■ **REQUIREMENT**: From the records below, copy every line that contains the word "time".
Start of EXERCISE DATA
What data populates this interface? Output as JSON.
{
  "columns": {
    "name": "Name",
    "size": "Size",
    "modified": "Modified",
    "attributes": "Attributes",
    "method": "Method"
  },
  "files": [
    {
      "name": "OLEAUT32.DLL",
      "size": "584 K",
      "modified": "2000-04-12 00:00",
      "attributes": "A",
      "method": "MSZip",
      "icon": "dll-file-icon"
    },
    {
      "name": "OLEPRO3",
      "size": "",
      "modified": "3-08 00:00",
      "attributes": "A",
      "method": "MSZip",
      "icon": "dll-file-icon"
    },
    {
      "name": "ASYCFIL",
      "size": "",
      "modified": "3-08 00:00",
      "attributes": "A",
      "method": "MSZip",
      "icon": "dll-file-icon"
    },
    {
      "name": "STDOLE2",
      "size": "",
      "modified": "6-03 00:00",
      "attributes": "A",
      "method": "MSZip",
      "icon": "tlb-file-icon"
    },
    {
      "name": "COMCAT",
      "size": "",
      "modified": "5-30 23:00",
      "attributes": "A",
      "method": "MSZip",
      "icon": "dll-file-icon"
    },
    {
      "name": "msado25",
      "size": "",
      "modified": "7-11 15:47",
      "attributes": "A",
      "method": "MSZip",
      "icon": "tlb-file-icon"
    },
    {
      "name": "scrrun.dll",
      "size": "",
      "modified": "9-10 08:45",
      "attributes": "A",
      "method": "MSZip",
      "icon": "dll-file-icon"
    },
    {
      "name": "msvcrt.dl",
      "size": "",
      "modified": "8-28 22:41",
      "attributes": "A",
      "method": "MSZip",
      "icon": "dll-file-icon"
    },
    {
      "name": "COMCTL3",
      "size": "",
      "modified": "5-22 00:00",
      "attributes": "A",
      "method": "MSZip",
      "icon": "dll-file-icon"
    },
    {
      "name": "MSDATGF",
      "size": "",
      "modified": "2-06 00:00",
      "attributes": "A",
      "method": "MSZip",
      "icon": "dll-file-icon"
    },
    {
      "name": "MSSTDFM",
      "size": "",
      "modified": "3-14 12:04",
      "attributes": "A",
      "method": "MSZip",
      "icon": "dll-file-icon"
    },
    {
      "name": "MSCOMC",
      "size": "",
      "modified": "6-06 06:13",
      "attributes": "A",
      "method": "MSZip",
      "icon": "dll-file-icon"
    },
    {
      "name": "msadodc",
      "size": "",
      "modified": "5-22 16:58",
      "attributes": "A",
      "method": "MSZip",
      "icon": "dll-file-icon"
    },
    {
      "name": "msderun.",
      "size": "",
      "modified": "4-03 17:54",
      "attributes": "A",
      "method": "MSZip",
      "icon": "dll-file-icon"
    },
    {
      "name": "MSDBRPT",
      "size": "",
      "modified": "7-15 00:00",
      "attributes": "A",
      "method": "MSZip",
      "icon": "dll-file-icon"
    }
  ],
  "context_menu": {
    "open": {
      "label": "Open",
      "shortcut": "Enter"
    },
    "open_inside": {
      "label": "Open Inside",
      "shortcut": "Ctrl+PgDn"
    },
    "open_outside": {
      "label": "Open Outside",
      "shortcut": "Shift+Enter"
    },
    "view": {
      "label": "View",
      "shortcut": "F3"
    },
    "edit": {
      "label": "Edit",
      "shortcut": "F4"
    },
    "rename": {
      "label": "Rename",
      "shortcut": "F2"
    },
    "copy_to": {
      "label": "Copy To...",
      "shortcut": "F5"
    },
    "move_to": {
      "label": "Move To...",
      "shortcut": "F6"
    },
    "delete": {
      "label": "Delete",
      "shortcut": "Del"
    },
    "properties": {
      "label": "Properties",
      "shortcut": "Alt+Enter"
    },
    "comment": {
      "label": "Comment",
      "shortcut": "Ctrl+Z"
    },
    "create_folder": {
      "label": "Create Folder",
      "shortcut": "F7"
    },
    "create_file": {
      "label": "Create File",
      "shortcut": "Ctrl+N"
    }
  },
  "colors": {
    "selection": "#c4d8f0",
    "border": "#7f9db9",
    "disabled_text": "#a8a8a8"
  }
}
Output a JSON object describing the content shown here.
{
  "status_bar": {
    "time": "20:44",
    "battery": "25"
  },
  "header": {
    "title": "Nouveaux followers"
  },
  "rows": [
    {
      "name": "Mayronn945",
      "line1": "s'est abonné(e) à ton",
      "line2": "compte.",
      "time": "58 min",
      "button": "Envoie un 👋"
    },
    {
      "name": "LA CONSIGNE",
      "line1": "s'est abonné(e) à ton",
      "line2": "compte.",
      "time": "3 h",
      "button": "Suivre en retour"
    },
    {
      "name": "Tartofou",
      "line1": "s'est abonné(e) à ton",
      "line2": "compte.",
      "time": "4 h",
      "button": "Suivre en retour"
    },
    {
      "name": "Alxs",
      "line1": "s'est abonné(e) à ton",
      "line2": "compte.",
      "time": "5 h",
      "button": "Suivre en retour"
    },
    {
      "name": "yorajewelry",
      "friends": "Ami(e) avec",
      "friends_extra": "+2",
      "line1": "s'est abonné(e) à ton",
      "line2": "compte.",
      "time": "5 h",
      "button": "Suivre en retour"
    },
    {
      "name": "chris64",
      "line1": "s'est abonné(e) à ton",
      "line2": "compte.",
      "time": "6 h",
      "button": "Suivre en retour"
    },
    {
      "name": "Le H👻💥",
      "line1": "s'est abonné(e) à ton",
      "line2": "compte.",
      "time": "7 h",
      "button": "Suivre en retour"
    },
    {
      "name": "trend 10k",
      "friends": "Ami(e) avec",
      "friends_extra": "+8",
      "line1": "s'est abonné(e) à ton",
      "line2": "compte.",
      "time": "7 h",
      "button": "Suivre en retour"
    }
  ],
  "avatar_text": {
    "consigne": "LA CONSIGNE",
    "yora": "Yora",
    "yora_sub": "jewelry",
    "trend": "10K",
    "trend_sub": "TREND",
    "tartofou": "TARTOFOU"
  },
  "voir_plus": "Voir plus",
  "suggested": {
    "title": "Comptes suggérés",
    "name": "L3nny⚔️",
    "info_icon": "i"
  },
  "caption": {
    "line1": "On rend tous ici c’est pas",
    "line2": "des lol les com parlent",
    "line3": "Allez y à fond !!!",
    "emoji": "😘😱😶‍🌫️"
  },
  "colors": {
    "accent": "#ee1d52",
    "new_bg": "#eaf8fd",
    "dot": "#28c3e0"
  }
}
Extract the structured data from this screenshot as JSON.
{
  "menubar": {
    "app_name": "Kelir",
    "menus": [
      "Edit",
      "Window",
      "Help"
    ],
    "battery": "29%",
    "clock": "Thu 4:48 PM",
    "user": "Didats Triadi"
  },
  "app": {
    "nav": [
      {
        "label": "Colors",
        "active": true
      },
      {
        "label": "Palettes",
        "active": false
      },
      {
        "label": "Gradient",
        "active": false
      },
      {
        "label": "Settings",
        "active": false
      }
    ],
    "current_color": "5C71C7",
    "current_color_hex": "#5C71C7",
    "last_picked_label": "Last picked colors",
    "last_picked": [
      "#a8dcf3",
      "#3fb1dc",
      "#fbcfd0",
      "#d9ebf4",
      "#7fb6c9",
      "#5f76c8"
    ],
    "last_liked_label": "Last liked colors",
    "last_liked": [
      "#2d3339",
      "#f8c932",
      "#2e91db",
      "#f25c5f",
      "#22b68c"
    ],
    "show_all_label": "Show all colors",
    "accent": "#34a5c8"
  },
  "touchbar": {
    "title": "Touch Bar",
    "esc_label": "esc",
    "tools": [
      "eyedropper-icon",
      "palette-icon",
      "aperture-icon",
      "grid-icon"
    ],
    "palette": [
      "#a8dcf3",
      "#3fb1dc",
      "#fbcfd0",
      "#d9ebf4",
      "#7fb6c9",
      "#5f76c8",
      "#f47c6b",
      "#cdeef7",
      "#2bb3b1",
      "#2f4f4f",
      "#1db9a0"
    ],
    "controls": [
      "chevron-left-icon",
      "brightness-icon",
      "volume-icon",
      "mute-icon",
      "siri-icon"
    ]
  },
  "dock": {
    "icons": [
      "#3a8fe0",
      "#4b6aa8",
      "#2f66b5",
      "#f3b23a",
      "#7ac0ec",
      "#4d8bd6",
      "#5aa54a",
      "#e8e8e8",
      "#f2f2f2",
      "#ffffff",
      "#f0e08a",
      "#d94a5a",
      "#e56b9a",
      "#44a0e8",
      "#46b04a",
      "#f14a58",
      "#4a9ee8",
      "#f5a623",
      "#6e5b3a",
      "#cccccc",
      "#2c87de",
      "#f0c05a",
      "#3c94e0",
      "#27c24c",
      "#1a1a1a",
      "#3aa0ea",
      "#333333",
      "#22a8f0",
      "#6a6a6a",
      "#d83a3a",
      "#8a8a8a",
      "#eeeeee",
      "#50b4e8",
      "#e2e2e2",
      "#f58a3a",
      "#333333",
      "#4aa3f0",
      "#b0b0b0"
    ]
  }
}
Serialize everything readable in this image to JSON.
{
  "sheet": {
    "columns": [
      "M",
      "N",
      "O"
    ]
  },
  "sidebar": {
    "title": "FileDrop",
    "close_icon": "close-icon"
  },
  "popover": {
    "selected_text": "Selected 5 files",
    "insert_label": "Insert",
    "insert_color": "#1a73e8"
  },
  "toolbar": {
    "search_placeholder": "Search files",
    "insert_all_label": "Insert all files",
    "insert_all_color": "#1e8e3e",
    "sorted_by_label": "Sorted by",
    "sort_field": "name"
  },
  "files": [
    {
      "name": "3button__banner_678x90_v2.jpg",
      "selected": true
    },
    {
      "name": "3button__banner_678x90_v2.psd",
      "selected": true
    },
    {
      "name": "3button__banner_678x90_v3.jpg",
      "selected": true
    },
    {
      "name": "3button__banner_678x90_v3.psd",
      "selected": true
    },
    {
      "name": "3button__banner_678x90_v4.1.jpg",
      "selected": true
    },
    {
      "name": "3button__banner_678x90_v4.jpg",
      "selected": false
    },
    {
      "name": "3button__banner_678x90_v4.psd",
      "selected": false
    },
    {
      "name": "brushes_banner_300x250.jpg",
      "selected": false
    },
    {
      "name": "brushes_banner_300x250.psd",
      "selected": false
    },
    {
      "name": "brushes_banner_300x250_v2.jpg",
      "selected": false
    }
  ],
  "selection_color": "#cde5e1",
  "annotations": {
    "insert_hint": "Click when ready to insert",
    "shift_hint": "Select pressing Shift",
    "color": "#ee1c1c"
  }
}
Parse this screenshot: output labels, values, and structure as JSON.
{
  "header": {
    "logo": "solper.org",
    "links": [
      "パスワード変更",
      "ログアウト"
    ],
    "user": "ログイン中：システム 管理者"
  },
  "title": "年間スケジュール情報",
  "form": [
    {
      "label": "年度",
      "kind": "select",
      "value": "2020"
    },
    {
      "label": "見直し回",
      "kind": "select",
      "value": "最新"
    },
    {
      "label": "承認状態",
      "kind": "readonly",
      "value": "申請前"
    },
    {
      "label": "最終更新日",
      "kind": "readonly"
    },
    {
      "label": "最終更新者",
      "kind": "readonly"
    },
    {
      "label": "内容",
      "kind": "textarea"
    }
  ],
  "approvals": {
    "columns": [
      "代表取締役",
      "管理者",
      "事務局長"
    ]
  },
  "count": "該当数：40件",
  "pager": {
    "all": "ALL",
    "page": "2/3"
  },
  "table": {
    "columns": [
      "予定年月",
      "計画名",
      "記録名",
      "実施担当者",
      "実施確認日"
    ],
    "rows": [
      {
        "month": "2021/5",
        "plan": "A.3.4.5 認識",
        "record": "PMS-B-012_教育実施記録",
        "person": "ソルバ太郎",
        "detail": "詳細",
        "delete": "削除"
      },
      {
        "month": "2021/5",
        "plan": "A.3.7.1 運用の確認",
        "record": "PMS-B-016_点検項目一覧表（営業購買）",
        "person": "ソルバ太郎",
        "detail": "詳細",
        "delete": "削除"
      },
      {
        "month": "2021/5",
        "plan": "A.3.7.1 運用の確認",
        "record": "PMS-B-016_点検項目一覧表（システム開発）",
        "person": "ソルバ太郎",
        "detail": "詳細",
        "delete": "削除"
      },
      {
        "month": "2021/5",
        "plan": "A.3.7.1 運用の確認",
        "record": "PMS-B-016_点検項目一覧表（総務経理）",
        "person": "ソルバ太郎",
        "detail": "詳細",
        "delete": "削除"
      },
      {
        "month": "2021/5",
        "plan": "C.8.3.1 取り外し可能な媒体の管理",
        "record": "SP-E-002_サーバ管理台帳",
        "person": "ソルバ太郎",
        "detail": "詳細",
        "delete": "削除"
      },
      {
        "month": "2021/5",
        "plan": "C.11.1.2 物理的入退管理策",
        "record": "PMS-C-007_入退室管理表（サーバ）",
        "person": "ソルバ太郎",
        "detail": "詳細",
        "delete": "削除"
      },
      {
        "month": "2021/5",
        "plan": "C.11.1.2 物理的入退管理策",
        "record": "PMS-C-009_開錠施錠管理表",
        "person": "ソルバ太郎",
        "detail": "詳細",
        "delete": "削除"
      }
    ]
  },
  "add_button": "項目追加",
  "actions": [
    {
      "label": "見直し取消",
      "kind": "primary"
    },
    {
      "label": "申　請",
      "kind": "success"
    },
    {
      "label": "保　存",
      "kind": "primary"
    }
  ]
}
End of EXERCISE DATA
■ **SOLUTION FOR THIS EXERCISE**:
    "time": "20:44",
      "time": "58 min",
      "time": "3 h",
      "time": "4 h",
      "time": "5 h",
      "time": "5 h",
      "time": "6 h",
      "time": "7 h",
      "time": "7 h",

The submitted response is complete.